If you tweet about articles from The New York Times, chances are you fall into one of five social groups, but, contrary to popular wisdom, you may not be ideologically liberal. A new study produced by researchers at the New England Complex Systems Institute (NECSI) found that Twitter users who share New York Times links most often separate into three camps – those with interests in global politics, New York news, or national business stories. Individuals who are nationally oriented subdivide further into liberal and conservative groups.
What may be most interesting about the NECSI study is how geography appears to play a smaller role in defining Twitter social groups than other forms of self-identification. Regardless of location, Twitter users in the study tended to associate with other users of like interests.
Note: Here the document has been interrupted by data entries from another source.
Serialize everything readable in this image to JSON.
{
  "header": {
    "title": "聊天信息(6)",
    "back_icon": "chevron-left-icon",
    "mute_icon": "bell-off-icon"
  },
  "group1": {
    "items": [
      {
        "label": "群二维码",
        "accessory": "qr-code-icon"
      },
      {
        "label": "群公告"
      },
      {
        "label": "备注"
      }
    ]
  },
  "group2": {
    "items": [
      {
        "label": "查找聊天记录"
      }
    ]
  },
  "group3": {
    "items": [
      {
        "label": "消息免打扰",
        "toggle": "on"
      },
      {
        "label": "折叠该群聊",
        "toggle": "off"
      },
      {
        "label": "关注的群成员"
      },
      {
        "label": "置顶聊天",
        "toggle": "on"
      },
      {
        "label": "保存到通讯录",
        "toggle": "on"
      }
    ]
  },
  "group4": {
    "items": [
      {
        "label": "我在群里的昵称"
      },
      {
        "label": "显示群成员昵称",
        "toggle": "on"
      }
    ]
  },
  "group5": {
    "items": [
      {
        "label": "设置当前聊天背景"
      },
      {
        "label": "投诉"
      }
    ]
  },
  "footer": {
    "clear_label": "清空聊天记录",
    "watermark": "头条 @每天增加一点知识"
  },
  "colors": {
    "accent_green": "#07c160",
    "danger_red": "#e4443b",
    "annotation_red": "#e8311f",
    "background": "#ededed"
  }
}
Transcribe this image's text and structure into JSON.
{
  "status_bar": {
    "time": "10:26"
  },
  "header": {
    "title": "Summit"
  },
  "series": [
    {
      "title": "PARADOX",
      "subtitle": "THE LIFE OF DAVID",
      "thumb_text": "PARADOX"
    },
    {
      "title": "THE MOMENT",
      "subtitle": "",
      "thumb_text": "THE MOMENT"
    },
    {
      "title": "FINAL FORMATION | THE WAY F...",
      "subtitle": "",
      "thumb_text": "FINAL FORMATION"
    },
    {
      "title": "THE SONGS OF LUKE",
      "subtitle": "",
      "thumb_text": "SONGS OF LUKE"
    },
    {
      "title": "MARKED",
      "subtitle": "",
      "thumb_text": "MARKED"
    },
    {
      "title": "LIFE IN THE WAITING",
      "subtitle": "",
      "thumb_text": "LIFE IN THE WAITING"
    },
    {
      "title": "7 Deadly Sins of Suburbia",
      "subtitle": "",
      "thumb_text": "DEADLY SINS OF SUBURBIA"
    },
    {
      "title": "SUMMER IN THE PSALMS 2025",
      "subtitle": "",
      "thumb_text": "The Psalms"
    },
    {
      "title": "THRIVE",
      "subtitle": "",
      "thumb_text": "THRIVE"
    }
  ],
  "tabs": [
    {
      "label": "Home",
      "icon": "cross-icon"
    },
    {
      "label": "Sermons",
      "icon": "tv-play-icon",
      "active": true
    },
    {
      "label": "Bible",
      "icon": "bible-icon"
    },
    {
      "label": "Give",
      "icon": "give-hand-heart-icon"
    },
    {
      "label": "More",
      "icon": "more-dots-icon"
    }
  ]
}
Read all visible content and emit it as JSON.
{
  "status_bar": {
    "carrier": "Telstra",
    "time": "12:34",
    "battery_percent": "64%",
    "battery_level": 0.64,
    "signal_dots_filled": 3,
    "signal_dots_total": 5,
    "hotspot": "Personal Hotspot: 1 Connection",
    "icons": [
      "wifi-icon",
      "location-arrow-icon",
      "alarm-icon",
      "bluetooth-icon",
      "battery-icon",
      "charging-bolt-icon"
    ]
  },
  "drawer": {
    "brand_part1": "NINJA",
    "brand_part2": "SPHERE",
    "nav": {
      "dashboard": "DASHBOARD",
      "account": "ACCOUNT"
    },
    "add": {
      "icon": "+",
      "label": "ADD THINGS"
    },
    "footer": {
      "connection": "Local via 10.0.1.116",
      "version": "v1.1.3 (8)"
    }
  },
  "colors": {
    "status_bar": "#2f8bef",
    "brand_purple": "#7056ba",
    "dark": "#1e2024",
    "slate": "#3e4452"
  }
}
Those interests might still relate to particular geographic concerns, but they were not overly based on a user’s local origin.
For example, individuals interested in international politics tended to follow other tweeters interested in the same, but not necessarily other Twitter users nearby. This cosmopolitan group consisted largely of users in cities around the world.
Politically liberal and conservative tweeters likewise appeared to cluster together separately from their locations of origin.
Yaneer Bar-Yam, president of NECSI and one of the authors of the study notes the sociological implications of the Twitter research:
Twitter cannot be ignored in how peer-to-peer and mass media are connecting people separated in space and time—and what that means in the behavior of social systems.
The NECSI study was conducted by analyzing 521,733 tweets posted by 223,950 unique Twitter users across a fifteen-day period in September of 2011. All users in the study posted or retweeted at least three links to New York Times articles in that time.